*TASK DESCRIPTION*: Search the material for the string "time", then return every line where it is found.

*DATASET EXTRACT*:

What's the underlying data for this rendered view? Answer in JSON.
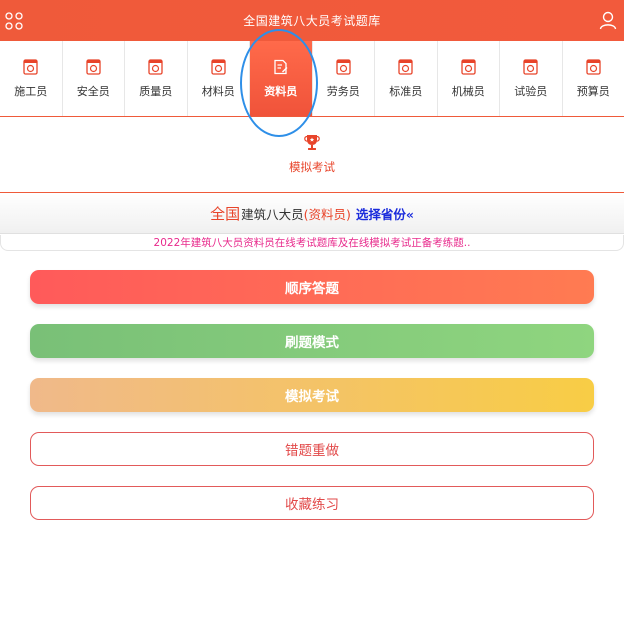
{
  "header": {
    "title": "全国建筑八大员考试题库",
    "left_icon": "apps-grid-icon",
    "right_icon": "user-icon",
    "accent_color": "#ef5a3a"
  },
  "roles": [
    {
      "label": "施工员",
      "icon": "exam-paper-icon",
      "active": false
    },
    {
      "label": "安全员",
      "icon": "exam-paper-icon",
      "active": false
    },
    {
      "label": "质量员",
      "icon": "exam-paper-icon",
      "active": false
    },
    {
      "label": "材料员",
      "icon": "exam-paper-icon",
      "active": false
    },
    {
      "label": "资料员",
      "icon": "edit-document-icon",
      "active": true
    },
    {
      "label": "劳务员",
      "icon": "exam-paper-icon",
      "active": false
    },
    {
      "label": "标准员",
      "icon": "exam-paper-icon",
      "active": false
    },
    {
      "label": "机械员",
      "icon": "exam-paper-icon",
      "active": false
    },
    {
      "label": "试验员",
      "icon": "exam-paper-icon",
      "active": false
    },
    {
      "label": "预算员",
      "icon": "exam-paper-icon",
      "active": false
    }
  ],
  "submenu": {
    "items": [
      {
        "label": "模拟考试",
        "icon": "trophy-icon"
      }
    ]
  },
  "selector": {
    "national": "全国",
    "name": "建筑八大员",
    "role": "(资料员)",
    "choose": "选择省份«"
  },
  "notice": {
    "text": "2022年建筑八大员资料员在线考试题库及在线模拟考试正备考练题.."
  },
  "actions": {
    "order": "顺序答题",
    "brush": "刷题模式",
    "mock": "模拟考试",
    "wrong": "错题重做",
    "favorites": "收藏练习"
  }
}
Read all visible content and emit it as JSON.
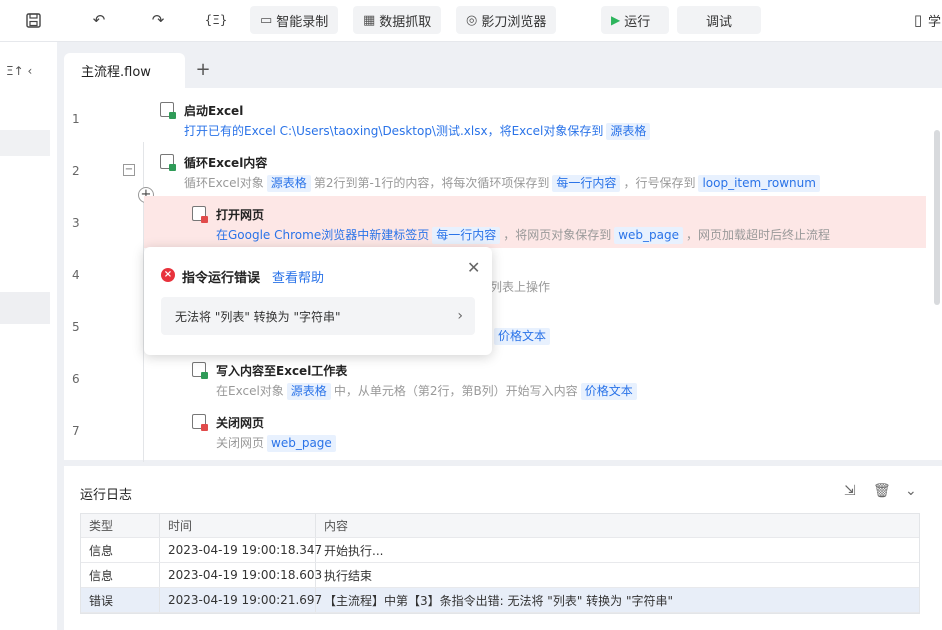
{
  "toolbar": {
    "save_icon": "save-icon",
    "undo_icon": "undo-icon",
    "redo_icon": "redo-icon",
    "code_label": "{Ξ}",
    "record_label": "智能录制",
    "grab_label": "数据抓取",
    "browser_label": "影刀浏览器",
    "run_label": "运行",
    "debug_label": "调试",
    "learn_label": "学"
  },
  "sidebar": {
    "control_label": "Ξ↑ ‹"
  },
  "editor": {
    "tab_label": "主流程.flow",
    "add_tab": "+",
    "steps": [
      {
        "line": "1",
        "title": "启动Excel",
        "desc_prefix": "打开已有的Excel C:\\Users\\taoxing\\Desktop\\测试.xlsx，将Excel对象保存到",
        "tag1": "源表格"
      },
      {
        "line": "2",
        "title": "循环Excel内容",
        "d1": "循环Excel对象",
        "tag1": "源表格",
        "d2": "第2行到第-1行的内容，将每次循环项保存到",
        "tag2": "每一行内容",
        "d3": "，行号保存到",
        "tag3": "loop_item_rownum"
      },
      {
        "line": "3",
        "title": "打开网页",
        "d1": "在Google Chrome浏览器中新建标签页",
        "tag1": "每一行内容",
        "d2": "，将网页对象保存到",
        "tag2": "web_page",
        "d3": "，网页加载超时后终止流程"
      },
      {
        "line": "4",
        "d_tail": "列表上操作"
      },
      {
        "line": "5",
        "tag_tail": "价格文本"
      },
      {
        "line": "6",
        "title": "写入内容至Excel工作表",
        "d1": "在Excel对象",
        "tag1": "源表格",
        "d2": "中，从单元格（第2行，第B列）开始写入内容",
        "tag2": "价格文本"
      },
      {
        "line": "7",
        "title": "关闭网页",
        "d1": "关闭网页",
        "tag1": "web_page"
      }
    ]
  },
  "error_popup": {
    "title": "指令运行错误",
    "help_link": "查看帮助",
    "message": "无法将 \"列表\" 转换为 \"字符串\""
  },
  "log": {
    "title": "运行日志",
    "columns": [
      "类型",
      "时间",
      "内容"
    ],
    "rows": [
      {
        "type": "信息",
        "time": "2023-04-19 19:00:18.347",
        "content": "开始执行..."
      },
      {
        "type": "信息",
        "time": "2023-04-19 19:00:18.603",
        "content": "执行结束"
      },
      {
        "type": "错误",
        "time": "2023-04-19 19:00:21.697",
        "content": "【主流程】中第【3】条指令出错: 无法将 \"列表\" 转换为 \"字符串\""
      }
    ]
  }
}
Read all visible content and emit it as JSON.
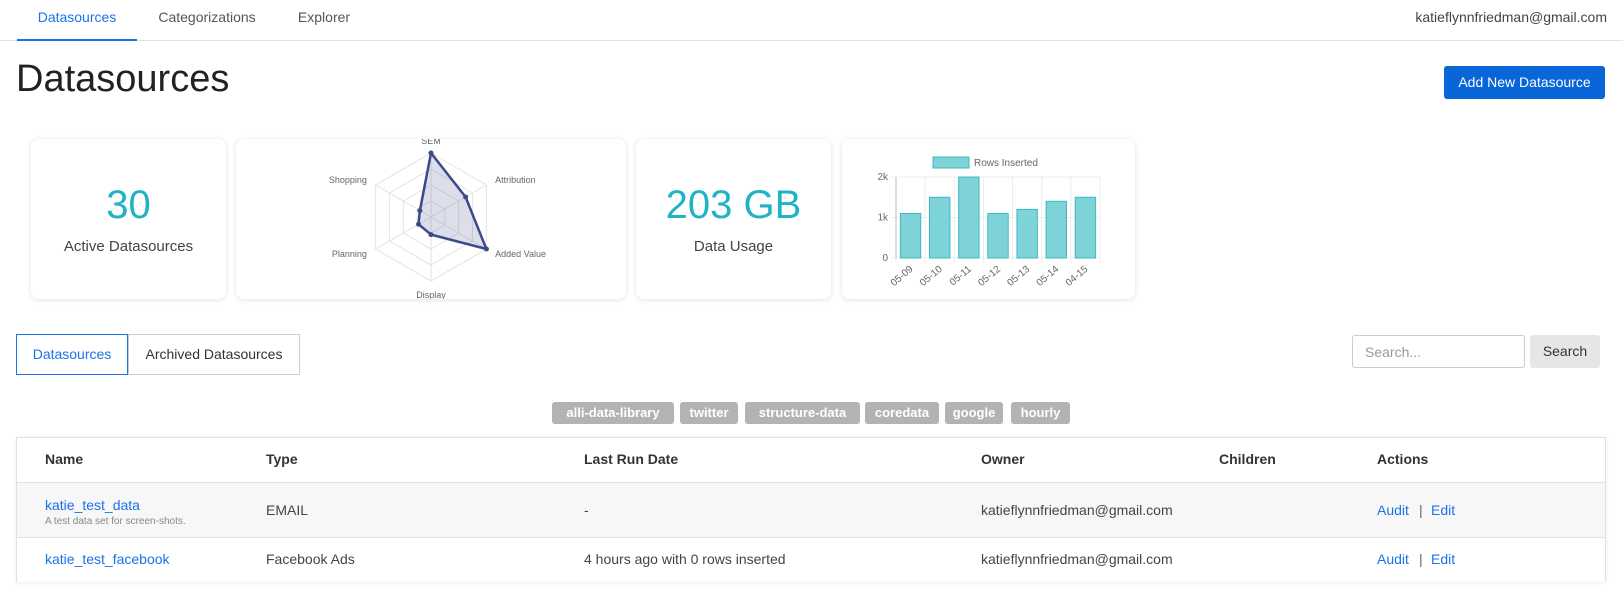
{
  "nav": {
    "tabs": [
      "Datasources",
      "Categorizations",
      "Explorer"
    ],
    "active_tab": "Datasources",
    "user_email": "katieflynnfriedman@gmail.com"
  },
  "page": {
    "title": "Datasources",
    "add_button": "Add New Datasource"
  },
  "stats": {
    "active_count": "30",
    "active_label": "Active Datasources",
    "usage_value": "203 GB",
    "usage_label": "Data Usage"
  },
  "colors": {
    "accent": "#1a73e8",
    "stat_teal": "#1fb3c4",
    "radar_line": "#3d4a8a",
    "bar_fill": "#7dd3d8",
    "bar_stroke": "#3cb9c2",
    "tag_bg": "#b3b3b3"
  },
  "chart_data": [
    {
      "type": "radar",
      "categories": [
        "SEM",
        "Attribution",
        "Added Value",
        "Display",
        "Planning",
        "Shopping"
      ],
      "values": [
        4,
        2.5,
        4,
        1.1,
        0.9,
        0.8
      ],
      "rmax": 4
    },
    {
      "type": "bar",
      "categories": [
        "05-09",
        "05-10",
        "05-11",
        "05-12",
        "05-13",
        "05-14",
        "04-15"
      ],
      "series": [
        {
          "name": "Rows Inserted",
          "values": [
            1100,
            1500,
            2000,
            1100,
            1200,
            1400,
            1500
          ]
        }
      ],
      "ylim": [
        0,
        2000
      ],
      "yticks": [
        "0",
        "1k",
        "2k"
      ],
      "legend": "top"
    }
  ],
  "segments": {
    "datasources": "Datasources",
    "archived": "Archived Datasources"
  },
  "search": {
    "placeholder": "Search...",
    "button": "Search"
  },
  "tags": [
    "alli-data-library",
    "twitter",
    "structure-data",
    "coredata",
    "google",
    "hourly"
  ],
  "table": {
    "headers": [
      "Name",
      "Type",
      "Last Run Date",
      "Owner",
      "Children",
      "Actions"
    ],
    "rows": [
      {
        "name": "katie_test_data",
        "description": "A test data set for screen-shots.",
        "type": "EMAIL",
        "last_run": "-",
        "owner": "katieflynnfriedman@gmail.com",
        "children": "",
        "audit": "Audit",
        "separator": "|",
        "edit": "Edit"
      },
      {
        "name": "katie_test_facebook",
        "type": "Facebook Ads",
        "last_run": "4 hours ago with 0 rows inserted",
        "owner": "katieflynnfriedman@gmail.com",
        "children": "",
        "audit": "Audit",
        "separator": "|",
        "edit": "Edit"
      }
    ]
  }
}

*RESULT*:
        "time": "2023-04-19 19:00:18.347",
        "time": "2023-04-19 19:00:18.603",
        "time": "2023-04-19 19:00:21.697",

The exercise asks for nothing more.